We’re excited to welcome a new contributor to the Crucial Skills Newsletter. Please enjoy a special introduction to Brian Wansink from author Joseph Grenny.
A Message from Joseph Grenny
If you haven’t met him yet, I want to be the first to introduce one of my newest VitalSmarts colleagues. I met Brian Wansink 15 years ago as part of our research for the book Influencer: The New Science of Leading Change. We became fast friends. What has struck me most about Brian is not just that he is a renowned scholar whose hundreds of scholarly papers have been cited tens of thousands of times. It is not just that he is one of most clever and creative social scientists of our time. It is that he is a man of deep character and purpose. Fifteen years gives you a chance to see how people deal with the crescendos and diminuendos of life. You learn as much about a person from either extreme. Not only am I grateful for the way Brian’s research has improved my own life, but I am grateful for the inspiration he gives me to be a better man. Friends, meet Brian Wansink.
Who’s the Smartest Team in the Room?
Congratulations. You’ve just been asked to assemble the smartest team in your organization. This will be the Einstein, Ninja, Go-To, Delta Team that will have to solve the toughest problems you face: increase growth by 70%, cut costs by 25%, rebrand the company, and be prepared to act in case the CEO’s spouse repeatedly staggers up to monopolize the Christmas Party Karaoke again next year.
Who would you choose to be on your Brainiac Committee? You could line everybody up by their IQ scores and pick the ones at the head of the line, or you could pick people who have a cool British-sounding accent, or you could pick that one person on the second floor who was a runner-up nominee for the Supreme Court. But according to an article in the journal Science,1 if you really want the smartest team that will make the best decisions, you should use a different approach.
The article dives deep into collective intelligence. The authors analyzed 699 people who were working in teams of two or five to solve a wide range of problems like brainstorming, moral judgements, and negotiation.
As it turned out, two things differentiated the teams that made the smartest decisions from the rest. First, teams where one or two people did most of the talking made less intelligent decisions than groups where everyone spoke up. Sound familiar? It’s Crucial Conversations 101. It’s “Learn to Look” and “Make it Safe.” Making these two skills a part of your culture could increase your Meeting IQ.
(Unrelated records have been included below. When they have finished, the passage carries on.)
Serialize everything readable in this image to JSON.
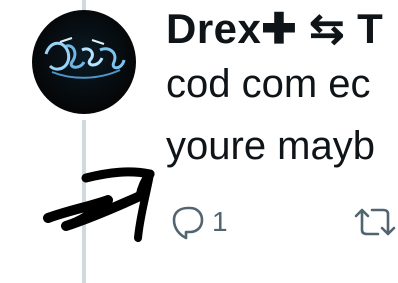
{
  "tweet": {
    "author": {
      "display_name": "Drex✚ ⇆ T"
    },
    "text_lines": [
      "cod com ec",
      "youre mayb"
    ],
    "actions": {
      "reply": {
        "icon": "reply-icon",
        "count": "1"
      },
      "retweet": {
        "icon": "retweet-icon"
      }
    }
  },
  "colors": {
    "text": "#0f1419",
    "secondary": "#536471",
    "thread_line": "#cfd9de",
    "annotation": "#000000"
  }
}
Second, teams with higher percentages of females made better, more effective decisions. They were more sensitive about getting input from everyone, better able to reach compromises, and generally more effective. This is consistent with an earlier 2006 study by Wellesley professor Sumru Erkut, who showed that having two or more women on a corporate board brings “a collaborative leadership style that benefits boardroom dynamics by increasing listening, social support, and win-win problem-solving.”
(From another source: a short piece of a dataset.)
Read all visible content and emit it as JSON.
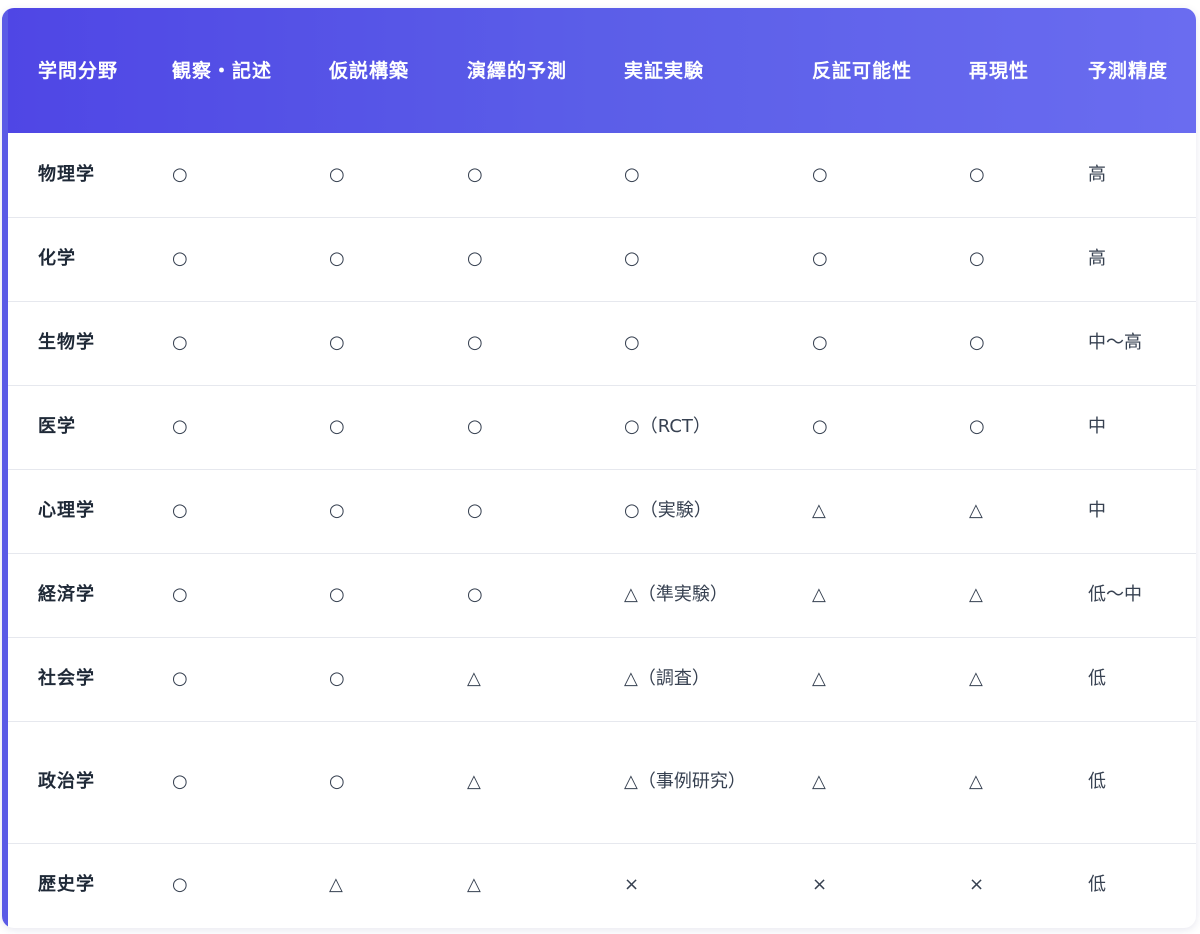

The research shows women are less polarizing, more collaborative, and more likely to reach a solution that makes everyone happy. The New York Times columnist, Bruce Feiler, recounts a story of having dinner with a Google executive who said they always make sure to include more than one woman at every meeting. Their decision was based on this study. Turns out “diversity” isn’t just a fair word, it’s also a smart word.
The high-performing teams in the Science study tended to weigh options, encourage everyone to speak up, and to compromise better. These may be skills that come more naturally to some people than others, but regardless they are skills we can all learn. Train your people in the dialogue skills that enable everyone around the table—regardless of power, position, or authority—to speak up. And look carefully at the makeup of your teams. Be sure they are diverse enough, in gender and experience, to create a dynamic where thoughtful and smart decisions are made.
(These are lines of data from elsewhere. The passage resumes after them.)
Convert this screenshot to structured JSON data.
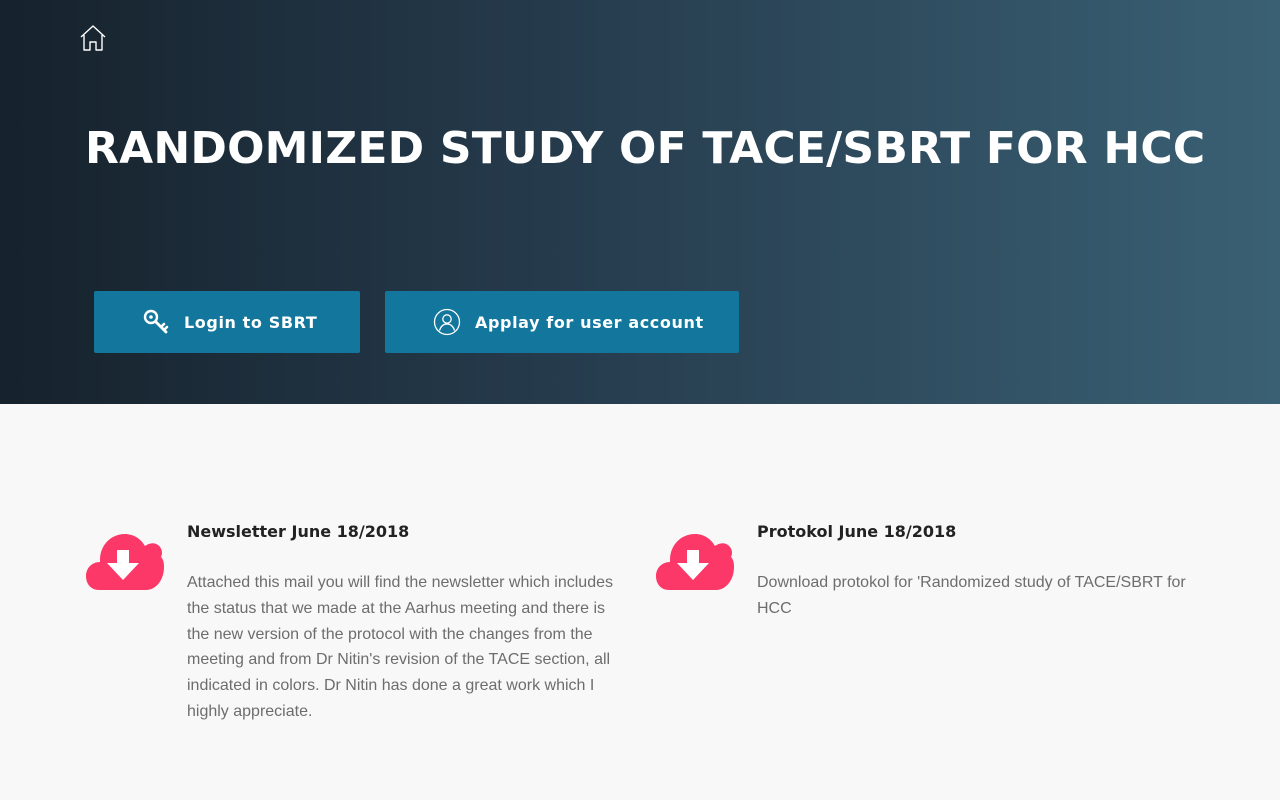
{
  "hero": {
    "title": "RANDOMIZED STUDY OF TACE/SBRT FOR HCC",
    "home_icon": "home-icon"
  },
  "buttons": {
    "login": {
      "label": "Login to SBRT",
      "icon": "key-icon"
    },
    "apply": {
      "label": "Applay for user account",
      "icon": "user-circle-icon"
    }
  },
  "downloads": [
    {
      "title": "Newsletter June 18/2018",
      "text": "Attached this mail you will find the newsletter which includes the status that we made at the Aarhus meeting and there is the new version of the protocol with the changes from the meeting and from Dr Nitin's revision of the TACE section, all indicated in colors. Dr Nitin has done a great work which I highly appreciate.",
      "icon": "cloud-download-icon"
    },
    {
      "title": "Protokol June 18/2018",
      "text": "Download protokol for 'Randomized study of TACE/SBRT for HCC",
      "icon": "cloud-download-icon"
    }
  ],
  "colors": {
    "accent_button": "#13779d",
    "download_icon": "#fc3868",
    "hero_gradient_start": "#16222c",
    "hero_gradient_end": "#3a6074"
  }
}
If you get it right, that diverse, dialogue-armed team of yours might also be able to solve that Christmas Party Karaoke problem. Hint: more karaoke, yes; more eggnog, no.
1Woolley, Anita Williams, Christopher F. Chabris, Alexander Pentland, Nada Hashmi, and Thomas W. Malone. “Evidence for a Collective Intelligence Factor in the Performance of Human Groups.” Science. American Association for the Advancement of Science.